Missouri's Silent Thief
Sericea lespedeza is an invasive, non-native plant that is cropping up on Missouri roadsides, in pastures, along waterways, and even in the shade of forest edges. Because of its hardiness and ability to spread, this perennial legume threatens to displace native plants.
Like many native plants we see outdoors, sericea lespedeza is lush and green with pretty summer flowers. Planting sericea lespedeza was once promoted as an erosion control measure. The plant was also considered acceptable forage for both cattle and wildlife. We now know that sericea lespedeza is, in fact, aggressive and potentially harmful.
Sericea lespedeza (Lespedeza cuneata) is native to eastern Asia. It first showed up in America in the 1800s. Often called "poor man's alfalfa," it was initially used on a large scale in the U.S. as a pasture crop. It first appeared in Missouri in the 1930s, when it was planted as forage for livestock and to control erosion on roadsides and strip-mined land. It also was thought to provide wildlife food and cover.
Through recent study, however, we now know that sericea's disadvantages far outweigh any possible benefits. Its root system, a combination of a taproot and a small set of fibrous roots at the surface, is not like the heavy, deep and fibrous root system of native grasses. Therefore, native grasses work much better for erosion control.
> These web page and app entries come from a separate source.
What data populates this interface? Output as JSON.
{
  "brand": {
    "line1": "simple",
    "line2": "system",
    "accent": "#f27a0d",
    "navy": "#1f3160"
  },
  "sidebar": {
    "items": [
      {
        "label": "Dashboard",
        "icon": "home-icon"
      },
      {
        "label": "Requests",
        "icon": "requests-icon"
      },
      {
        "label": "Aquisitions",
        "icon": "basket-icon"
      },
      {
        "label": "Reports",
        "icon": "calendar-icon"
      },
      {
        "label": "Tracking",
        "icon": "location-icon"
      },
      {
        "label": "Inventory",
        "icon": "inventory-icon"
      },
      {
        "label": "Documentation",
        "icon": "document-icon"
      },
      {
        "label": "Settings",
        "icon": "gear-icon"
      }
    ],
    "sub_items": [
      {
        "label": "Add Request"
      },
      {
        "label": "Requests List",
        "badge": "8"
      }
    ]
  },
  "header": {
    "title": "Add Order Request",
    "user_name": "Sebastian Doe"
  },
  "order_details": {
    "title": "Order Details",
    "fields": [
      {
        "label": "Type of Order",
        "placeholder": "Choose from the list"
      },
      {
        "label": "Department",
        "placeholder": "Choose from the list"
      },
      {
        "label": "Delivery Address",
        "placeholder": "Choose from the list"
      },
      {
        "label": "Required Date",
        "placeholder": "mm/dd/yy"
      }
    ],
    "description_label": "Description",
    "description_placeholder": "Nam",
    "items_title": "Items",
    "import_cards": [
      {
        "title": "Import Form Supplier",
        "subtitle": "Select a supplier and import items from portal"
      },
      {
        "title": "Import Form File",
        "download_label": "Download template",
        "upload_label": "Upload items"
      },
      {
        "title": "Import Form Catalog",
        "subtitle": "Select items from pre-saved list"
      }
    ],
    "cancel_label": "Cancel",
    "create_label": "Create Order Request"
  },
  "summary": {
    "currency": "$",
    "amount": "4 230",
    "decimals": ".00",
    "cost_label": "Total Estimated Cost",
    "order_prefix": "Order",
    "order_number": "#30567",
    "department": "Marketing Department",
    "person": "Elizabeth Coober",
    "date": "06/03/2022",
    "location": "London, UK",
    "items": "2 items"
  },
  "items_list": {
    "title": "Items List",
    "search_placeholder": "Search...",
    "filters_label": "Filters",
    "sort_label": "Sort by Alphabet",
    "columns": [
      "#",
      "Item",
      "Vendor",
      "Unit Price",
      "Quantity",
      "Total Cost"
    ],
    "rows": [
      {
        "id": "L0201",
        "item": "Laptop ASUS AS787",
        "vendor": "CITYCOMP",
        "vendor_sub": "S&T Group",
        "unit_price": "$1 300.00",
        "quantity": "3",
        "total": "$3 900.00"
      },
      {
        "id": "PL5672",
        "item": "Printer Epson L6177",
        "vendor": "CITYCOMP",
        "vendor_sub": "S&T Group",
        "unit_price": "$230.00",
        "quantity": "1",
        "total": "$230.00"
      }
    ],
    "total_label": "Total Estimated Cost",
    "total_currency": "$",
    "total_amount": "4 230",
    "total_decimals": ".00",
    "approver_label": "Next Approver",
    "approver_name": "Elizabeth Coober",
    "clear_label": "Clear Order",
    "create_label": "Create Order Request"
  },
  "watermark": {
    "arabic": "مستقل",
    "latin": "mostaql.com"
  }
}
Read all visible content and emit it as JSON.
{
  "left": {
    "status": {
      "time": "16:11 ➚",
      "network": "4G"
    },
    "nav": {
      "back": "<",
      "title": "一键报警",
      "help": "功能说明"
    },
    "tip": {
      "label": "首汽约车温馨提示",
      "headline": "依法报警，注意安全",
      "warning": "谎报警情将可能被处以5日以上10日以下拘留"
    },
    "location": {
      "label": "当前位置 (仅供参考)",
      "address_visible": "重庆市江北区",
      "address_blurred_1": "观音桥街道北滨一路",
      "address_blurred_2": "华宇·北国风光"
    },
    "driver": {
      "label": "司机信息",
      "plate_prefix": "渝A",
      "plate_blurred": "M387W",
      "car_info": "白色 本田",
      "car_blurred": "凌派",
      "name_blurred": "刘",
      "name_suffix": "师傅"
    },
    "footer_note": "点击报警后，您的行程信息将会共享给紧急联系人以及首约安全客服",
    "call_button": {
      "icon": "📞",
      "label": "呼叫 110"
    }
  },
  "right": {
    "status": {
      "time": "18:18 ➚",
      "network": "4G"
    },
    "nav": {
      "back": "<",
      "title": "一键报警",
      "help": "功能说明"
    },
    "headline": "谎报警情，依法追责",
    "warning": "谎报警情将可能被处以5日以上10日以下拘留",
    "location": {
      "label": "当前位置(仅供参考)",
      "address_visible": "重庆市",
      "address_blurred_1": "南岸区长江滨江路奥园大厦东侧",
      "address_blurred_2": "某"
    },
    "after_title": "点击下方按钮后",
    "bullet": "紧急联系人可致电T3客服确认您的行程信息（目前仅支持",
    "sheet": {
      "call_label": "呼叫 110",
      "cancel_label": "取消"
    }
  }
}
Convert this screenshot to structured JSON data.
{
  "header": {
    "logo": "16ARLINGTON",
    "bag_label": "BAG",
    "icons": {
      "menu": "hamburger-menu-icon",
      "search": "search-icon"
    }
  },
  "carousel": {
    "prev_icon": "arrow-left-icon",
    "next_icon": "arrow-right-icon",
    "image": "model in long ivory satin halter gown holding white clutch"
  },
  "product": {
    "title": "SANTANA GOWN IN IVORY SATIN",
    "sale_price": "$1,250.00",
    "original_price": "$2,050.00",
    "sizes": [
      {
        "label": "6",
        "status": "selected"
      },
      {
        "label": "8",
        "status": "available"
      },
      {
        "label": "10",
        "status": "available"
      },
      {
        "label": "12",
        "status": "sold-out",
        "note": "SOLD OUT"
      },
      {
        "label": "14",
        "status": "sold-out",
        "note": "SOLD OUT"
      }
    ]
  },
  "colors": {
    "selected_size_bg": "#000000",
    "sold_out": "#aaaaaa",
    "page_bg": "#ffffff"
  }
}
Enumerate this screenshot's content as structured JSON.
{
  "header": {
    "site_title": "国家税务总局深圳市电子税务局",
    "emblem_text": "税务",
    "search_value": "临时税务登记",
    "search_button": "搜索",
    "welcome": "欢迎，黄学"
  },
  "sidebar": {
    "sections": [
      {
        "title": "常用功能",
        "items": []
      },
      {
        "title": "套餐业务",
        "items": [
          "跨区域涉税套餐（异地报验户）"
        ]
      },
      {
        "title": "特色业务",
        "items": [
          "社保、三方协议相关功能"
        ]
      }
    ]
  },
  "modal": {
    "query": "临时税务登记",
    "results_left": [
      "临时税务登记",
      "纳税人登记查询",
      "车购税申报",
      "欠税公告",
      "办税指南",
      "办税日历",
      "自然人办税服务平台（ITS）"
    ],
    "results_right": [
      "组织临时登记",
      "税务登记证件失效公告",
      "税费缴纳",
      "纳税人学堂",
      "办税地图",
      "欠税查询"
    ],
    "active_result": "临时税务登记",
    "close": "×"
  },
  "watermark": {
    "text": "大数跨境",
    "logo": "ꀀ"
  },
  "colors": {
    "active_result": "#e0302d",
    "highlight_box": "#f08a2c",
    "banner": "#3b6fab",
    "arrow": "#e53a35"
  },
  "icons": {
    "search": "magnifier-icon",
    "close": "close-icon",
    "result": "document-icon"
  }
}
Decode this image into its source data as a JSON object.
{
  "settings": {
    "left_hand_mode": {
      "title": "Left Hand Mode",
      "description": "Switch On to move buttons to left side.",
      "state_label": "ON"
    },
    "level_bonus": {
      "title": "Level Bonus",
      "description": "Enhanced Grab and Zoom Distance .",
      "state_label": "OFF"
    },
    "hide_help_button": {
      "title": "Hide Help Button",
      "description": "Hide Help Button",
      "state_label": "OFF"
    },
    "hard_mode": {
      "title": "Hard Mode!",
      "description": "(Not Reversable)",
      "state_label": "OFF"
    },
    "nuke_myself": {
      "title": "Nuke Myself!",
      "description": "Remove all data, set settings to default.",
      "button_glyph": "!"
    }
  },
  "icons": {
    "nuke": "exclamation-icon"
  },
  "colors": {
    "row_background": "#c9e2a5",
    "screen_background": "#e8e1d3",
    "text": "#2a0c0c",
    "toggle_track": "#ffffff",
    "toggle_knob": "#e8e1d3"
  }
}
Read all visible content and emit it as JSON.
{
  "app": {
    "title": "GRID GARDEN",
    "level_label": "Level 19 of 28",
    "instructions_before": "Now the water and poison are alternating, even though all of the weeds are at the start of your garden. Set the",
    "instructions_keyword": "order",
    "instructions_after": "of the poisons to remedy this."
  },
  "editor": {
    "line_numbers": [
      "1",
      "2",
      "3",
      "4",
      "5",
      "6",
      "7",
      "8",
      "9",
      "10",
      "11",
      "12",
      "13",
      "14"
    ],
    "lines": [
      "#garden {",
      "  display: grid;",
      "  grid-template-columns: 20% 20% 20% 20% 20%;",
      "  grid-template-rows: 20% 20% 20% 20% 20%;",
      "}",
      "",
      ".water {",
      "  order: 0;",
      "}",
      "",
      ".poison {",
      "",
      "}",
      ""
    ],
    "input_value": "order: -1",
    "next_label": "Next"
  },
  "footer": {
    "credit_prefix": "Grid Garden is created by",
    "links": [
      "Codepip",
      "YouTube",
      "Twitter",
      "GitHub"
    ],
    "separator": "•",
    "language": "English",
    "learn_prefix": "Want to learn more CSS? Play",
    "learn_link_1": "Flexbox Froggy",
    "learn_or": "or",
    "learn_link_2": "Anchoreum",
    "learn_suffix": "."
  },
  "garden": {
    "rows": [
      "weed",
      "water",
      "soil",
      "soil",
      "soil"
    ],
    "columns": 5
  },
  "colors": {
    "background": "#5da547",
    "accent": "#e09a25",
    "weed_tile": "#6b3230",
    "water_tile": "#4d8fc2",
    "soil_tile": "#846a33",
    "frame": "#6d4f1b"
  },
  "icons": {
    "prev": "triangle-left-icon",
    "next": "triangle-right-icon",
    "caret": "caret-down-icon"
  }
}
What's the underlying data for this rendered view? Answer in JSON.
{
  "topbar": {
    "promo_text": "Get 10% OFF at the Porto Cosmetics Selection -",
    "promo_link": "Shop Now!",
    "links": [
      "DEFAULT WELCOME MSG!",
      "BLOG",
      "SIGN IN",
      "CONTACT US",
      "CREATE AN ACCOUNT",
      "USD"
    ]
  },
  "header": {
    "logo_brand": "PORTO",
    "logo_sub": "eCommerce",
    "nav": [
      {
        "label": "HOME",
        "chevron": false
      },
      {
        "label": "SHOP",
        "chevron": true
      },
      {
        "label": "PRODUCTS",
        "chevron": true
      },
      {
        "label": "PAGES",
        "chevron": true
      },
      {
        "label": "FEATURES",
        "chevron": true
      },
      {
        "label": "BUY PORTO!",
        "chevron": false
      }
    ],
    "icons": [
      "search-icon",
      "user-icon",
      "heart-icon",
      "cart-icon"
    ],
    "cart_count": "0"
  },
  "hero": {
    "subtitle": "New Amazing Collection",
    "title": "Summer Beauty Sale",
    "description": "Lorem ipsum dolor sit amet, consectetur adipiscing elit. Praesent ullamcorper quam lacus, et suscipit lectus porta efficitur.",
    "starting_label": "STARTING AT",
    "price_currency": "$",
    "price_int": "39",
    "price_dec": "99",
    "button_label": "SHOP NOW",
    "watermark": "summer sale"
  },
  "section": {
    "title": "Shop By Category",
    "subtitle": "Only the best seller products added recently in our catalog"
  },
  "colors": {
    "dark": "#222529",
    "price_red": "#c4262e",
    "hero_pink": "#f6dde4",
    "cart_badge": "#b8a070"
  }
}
Although it is high in crude protein, sericea is a poor nutritional source for animals. Wildlife, such as quail, will eat sericea seeds, but the energy contained in the seeds will not sustain them through extreme weather conditions. Quail and other ground nesting birds may not even be able to fully digest sericea seeds because of their hard outer layer.
In addition, high tannin levels reduce both the digestibility and the palatability of mature sericea. Cattle will only eat the very young plants. Sericea inevitably stands out as one of the least desirable forages in a heavily grazed pasture. Although a lower tannin variety of sericea has been developed and is commonly baled for hay in the southeastern U.S., its tannin levels are still considered too high for it to be considered a quality food source for cattle.
Currently, sericea lespedeza ranges from the Atlantic coast to the Midwest, and it continues to spread. In Missouri, it can be found in every county. It is most common in the southern, central and western counties. Once you know what